» **EXERCISE AIM**
Scan the entries below. List each line with "Sölupantanir".

Stored data
= = = = = = =

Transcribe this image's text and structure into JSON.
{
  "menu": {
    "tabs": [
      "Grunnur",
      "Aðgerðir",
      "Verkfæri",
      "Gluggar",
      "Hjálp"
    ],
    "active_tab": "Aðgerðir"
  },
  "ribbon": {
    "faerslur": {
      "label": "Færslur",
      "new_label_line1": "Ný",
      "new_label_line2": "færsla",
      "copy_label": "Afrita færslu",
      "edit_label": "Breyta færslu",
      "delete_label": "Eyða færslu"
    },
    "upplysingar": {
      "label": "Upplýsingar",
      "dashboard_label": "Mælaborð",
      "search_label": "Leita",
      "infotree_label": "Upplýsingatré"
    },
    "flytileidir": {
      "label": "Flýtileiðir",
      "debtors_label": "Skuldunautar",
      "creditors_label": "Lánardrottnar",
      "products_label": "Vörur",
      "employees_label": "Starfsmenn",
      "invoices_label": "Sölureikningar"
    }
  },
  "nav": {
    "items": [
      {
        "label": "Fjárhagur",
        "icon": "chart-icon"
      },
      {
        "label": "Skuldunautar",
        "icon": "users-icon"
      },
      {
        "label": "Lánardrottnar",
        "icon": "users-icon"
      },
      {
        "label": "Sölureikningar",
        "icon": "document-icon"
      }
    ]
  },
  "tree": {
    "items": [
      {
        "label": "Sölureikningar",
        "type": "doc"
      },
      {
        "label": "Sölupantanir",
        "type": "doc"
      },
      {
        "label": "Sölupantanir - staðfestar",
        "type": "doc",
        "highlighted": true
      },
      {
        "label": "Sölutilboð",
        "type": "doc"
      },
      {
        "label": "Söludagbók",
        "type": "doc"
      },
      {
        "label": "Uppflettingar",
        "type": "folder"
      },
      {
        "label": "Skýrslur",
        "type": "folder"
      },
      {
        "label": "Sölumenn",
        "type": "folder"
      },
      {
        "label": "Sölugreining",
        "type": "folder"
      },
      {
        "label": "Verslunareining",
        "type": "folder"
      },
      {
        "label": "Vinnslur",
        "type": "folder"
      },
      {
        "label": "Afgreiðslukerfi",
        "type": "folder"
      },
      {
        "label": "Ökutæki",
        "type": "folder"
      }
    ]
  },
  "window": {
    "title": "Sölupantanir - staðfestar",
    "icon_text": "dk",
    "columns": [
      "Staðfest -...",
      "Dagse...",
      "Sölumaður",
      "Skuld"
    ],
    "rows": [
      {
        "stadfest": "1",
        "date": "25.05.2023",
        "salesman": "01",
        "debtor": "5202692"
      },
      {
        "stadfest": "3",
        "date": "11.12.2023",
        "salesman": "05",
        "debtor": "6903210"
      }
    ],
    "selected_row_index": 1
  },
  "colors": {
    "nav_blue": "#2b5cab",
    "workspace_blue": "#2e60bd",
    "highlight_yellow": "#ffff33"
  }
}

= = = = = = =

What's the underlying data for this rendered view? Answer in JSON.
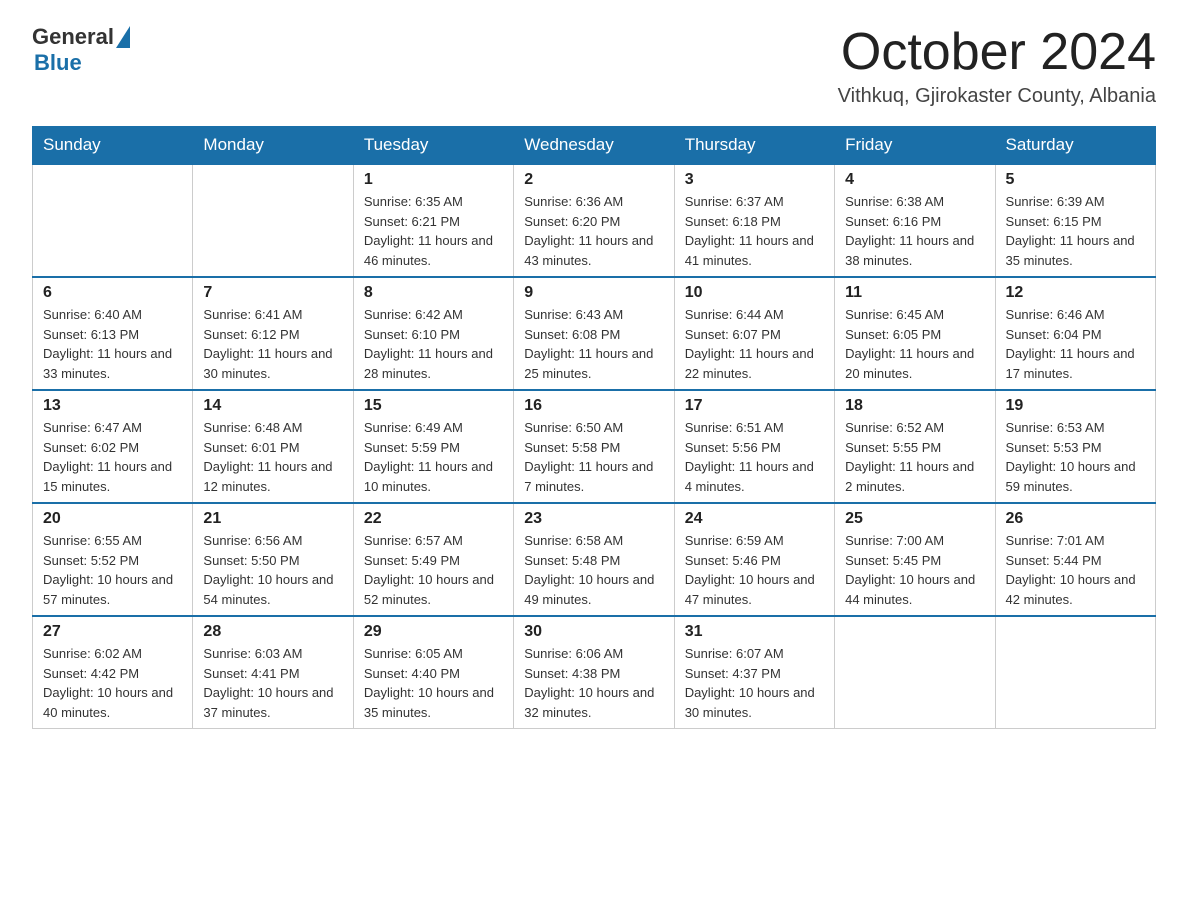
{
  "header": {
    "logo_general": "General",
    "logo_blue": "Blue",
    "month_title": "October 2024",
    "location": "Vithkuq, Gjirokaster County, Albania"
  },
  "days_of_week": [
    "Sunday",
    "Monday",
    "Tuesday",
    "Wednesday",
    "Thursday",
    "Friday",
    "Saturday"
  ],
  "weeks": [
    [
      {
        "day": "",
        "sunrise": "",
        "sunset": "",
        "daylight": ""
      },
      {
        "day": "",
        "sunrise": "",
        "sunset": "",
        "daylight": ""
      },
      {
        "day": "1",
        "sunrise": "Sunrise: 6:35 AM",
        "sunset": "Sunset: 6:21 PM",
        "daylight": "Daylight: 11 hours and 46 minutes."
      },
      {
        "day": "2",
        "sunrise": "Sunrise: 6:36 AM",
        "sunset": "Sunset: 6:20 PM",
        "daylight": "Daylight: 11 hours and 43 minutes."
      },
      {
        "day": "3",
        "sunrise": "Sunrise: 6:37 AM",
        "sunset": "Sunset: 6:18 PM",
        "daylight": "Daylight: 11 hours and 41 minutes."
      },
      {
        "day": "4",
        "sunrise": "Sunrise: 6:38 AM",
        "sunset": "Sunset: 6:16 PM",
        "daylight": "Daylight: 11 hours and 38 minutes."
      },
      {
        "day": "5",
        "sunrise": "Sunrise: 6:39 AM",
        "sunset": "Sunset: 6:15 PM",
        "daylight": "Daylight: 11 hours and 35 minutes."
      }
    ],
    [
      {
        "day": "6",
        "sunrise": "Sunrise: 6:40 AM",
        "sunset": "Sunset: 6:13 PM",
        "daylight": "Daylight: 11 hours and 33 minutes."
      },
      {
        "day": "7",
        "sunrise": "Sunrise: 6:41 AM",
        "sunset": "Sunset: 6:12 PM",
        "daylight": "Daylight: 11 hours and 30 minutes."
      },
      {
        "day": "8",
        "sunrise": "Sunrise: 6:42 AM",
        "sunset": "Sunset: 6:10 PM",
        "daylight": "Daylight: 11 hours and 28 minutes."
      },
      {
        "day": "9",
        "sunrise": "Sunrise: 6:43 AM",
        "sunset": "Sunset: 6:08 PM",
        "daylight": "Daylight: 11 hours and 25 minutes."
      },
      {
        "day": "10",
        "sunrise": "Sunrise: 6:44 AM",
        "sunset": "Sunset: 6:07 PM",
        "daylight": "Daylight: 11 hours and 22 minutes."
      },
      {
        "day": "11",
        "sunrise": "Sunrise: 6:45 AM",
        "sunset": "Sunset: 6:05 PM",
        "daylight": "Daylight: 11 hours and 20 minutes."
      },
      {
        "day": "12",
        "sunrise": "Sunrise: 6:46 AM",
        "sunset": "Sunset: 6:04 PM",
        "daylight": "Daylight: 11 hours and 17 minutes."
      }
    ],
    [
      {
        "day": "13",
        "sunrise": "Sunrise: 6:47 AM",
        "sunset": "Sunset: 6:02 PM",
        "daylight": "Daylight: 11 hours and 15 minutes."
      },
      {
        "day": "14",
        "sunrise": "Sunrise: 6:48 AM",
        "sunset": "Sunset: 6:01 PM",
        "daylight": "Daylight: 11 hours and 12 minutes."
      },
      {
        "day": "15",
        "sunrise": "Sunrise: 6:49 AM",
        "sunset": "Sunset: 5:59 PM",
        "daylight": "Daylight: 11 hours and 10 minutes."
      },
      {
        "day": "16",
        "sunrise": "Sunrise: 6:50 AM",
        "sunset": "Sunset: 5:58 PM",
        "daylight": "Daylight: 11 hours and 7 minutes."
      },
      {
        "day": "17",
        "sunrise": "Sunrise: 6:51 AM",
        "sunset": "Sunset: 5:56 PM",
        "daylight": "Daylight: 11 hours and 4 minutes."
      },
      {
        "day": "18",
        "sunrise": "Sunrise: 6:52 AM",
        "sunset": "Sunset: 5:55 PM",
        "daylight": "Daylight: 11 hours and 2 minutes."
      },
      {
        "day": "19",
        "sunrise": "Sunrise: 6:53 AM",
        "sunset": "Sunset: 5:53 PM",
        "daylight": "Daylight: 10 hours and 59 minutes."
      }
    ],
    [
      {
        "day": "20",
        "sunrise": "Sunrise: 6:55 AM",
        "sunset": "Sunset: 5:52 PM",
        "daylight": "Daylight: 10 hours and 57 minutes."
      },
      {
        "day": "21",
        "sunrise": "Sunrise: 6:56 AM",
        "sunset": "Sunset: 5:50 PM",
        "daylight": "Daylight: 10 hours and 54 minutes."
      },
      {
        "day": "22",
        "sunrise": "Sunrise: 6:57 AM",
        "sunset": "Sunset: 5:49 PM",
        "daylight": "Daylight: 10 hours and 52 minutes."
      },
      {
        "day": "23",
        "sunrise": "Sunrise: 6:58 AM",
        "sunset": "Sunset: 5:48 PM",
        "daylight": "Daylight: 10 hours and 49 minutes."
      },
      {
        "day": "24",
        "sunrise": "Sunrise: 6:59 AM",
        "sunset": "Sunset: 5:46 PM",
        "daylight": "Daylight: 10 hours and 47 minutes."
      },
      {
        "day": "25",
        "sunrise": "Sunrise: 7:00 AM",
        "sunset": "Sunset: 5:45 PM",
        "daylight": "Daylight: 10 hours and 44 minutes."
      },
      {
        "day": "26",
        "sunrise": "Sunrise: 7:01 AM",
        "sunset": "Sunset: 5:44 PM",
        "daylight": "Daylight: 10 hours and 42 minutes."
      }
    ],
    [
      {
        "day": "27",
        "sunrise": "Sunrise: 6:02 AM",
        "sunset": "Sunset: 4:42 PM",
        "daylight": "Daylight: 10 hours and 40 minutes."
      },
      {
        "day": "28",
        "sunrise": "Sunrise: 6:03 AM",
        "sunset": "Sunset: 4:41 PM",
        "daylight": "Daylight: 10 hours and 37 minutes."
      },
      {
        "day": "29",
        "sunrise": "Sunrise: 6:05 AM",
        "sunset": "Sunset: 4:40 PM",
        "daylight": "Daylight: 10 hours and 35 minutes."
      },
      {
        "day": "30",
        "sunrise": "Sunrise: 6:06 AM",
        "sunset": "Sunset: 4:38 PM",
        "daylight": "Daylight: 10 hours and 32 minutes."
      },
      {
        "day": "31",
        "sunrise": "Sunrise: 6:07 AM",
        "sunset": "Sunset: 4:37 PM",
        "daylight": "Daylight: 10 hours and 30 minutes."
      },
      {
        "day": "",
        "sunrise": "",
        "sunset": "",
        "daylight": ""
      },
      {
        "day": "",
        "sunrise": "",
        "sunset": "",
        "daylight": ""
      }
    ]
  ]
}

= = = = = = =

» **RESPONSE TO THE EXERCISE**
        "label": "Sölupantanir",
        "label": "Sölupantanir - staðfestar",
    "title": "Sölupantanir - staðfestar",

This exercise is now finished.